More and more data comes to light after the massive earthquake in Japan last week. As Callan Bentley points out in his blog, the vertical component of the displacement vector field shows a general subsidence in all the East coast of Honshu (Japan's main island). The maximum subsidence is 75 cm, while the horizontal displacement has been of up to ca. 4.4 m (eastwards).
At first sight, it could look awkward, as the affected part of Japan is in the Okhotsk Plate, which is the overriding plate, while the Pacific plate is the subsiding element. Shouldn't the overriding plate uplift, instead of subside? Let's analyse it more in detail.
A megathrust fault is the tectonic boundary between a subsiding plate and an overriding plate. Megathrust faults are the causing element of the majority of most powerful earthquakes in the Earth. Probably, the most famous megathrust is beneath Cascadia in North America, and you can find most of the information you need about that in this great site: Giant earquakes of the Pacific NW.

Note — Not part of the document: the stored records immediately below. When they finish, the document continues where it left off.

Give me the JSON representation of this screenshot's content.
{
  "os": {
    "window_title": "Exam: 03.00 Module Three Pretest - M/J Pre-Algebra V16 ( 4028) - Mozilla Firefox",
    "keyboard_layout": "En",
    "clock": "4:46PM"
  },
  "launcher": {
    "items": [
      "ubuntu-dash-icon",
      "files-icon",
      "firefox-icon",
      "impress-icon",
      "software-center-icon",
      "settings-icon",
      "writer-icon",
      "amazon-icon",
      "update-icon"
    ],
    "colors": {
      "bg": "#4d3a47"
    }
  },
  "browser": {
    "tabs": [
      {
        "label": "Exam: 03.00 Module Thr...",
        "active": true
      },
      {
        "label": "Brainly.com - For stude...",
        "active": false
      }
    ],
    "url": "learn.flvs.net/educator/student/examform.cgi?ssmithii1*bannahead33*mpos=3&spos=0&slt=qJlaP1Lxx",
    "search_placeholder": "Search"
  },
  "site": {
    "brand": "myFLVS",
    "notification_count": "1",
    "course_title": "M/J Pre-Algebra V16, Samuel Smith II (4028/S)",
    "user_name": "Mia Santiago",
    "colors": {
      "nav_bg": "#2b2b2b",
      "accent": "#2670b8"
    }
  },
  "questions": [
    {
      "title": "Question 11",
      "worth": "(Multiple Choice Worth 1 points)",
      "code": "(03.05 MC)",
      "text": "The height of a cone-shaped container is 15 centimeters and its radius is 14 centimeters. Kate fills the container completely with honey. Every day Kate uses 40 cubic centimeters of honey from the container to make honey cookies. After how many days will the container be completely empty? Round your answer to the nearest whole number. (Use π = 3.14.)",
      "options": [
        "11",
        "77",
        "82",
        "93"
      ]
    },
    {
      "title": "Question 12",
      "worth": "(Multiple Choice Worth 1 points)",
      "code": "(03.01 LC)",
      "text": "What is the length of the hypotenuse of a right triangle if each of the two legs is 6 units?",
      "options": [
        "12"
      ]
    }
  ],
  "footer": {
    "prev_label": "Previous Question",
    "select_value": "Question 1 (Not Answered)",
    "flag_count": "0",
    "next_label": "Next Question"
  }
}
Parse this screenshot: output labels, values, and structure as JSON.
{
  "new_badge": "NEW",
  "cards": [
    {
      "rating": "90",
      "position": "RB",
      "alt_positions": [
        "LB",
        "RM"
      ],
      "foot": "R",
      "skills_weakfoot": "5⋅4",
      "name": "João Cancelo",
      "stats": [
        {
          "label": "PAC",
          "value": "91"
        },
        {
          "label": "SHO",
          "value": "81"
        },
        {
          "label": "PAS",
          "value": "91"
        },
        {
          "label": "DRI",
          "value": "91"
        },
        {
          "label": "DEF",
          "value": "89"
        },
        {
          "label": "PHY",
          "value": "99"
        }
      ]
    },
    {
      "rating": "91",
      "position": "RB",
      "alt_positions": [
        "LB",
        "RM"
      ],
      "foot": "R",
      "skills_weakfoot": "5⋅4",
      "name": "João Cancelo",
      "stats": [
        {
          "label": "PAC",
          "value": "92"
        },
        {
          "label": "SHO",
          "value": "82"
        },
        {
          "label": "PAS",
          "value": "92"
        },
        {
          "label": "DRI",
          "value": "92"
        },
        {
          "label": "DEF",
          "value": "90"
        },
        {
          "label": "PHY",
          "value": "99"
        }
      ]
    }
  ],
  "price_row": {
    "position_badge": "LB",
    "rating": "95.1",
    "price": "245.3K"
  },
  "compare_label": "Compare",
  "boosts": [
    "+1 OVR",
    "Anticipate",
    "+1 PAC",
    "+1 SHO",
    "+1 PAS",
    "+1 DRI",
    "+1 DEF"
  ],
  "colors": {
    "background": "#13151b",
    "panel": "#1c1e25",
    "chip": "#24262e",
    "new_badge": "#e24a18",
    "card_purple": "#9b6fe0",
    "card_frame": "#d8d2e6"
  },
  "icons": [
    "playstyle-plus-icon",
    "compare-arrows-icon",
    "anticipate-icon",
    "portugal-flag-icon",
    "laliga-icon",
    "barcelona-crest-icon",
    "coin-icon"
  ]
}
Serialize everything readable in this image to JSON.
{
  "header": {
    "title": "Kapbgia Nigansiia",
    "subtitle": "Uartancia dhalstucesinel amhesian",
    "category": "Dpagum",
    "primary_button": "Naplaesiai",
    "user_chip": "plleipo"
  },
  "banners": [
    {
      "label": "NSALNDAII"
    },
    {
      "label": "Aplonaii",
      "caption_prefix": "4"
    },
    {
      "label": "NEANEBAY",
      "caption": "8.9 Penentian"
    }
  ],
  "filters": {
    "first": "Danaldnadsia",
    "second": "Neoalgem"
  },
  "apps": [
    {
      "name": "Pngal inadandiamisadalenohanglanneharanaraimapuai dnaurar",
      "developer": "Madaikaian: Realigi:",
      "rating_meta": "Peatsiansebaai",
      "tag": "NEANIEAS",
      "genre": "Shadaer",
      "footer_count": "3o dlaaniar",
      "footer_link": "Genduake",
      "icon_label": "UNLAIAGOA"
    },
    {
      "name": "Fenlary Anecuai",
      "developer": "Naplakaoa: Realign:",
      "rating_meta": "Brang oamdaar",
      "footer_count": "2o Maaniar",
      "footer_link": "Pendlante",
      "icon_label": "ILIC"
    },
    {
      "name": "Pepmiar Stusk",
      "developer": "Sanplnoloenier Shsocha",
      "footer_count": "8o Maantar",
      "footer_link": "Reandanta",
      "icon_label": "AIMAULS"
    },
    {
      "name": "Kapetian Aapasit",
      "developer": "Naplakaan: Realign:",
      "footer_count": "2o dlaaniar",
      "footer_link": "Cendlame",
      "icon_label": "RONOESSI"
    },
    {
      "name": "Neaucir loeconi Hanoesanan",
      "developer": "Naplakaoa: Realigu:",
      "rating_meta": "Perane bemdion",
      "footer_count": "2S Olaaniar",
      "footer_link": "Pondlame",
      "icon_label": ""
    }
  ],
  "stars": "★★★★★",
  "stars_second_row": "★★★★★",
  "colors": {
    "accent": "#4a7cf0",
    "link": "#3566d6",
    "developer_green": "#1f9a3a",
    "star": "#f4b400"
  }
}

Coming back to Japan, which is part of the Eurasian plate, it overrides the Pacific plate over a megathrust. This is the fault that, with its slip due to elastic rebound, caused the 9.0 Mw earthquake some days ago. But of course, the slip occurs suddenly, after accumulating energy for certain time.
As the following figure shows (taken from here), the overriding plate develops a bulge -due to strain build-up- when the upper plate locks over the subducting plate. Behaving elastically, the bulge grows as shortening continues, and the overriding plate continues accumulating strain in the bulge area. At some moment, the contraction is so strong that it exceedes the hold of friction along the fault, and an earthquake is triggered. The strain build-up relaxes, and the previoulsy uplifted region subsides. The cycle starts all over again.
This is what has happened in Japan. An example may be to imagine ourselves pushing a mat, with our feet, against another mat. One of them will form a fold in the rim, until its resistance is broken, it slips over the "subsiding" mat, and the fold disappears.
In 1700, that happened in Cascadia (http://blog.lib.umn.edu/stgeorge/geog5426/2010/11/13/Jacoby%20Geology/201997.pdf), when a massive earthquake caused the subsidence of a region, where many trees drowned and just a handful of them survived... for telling us through their ring what happend with the topographic base level. (Photo from here)NASA has published two MODIS images, showing the coastline in Sendai before and after the eartquake. It is still early to estimate the new coastline, as in the images of this week many lands near the coastline are still flooded by the tsunami wave, and will probably not be submerged in the near future.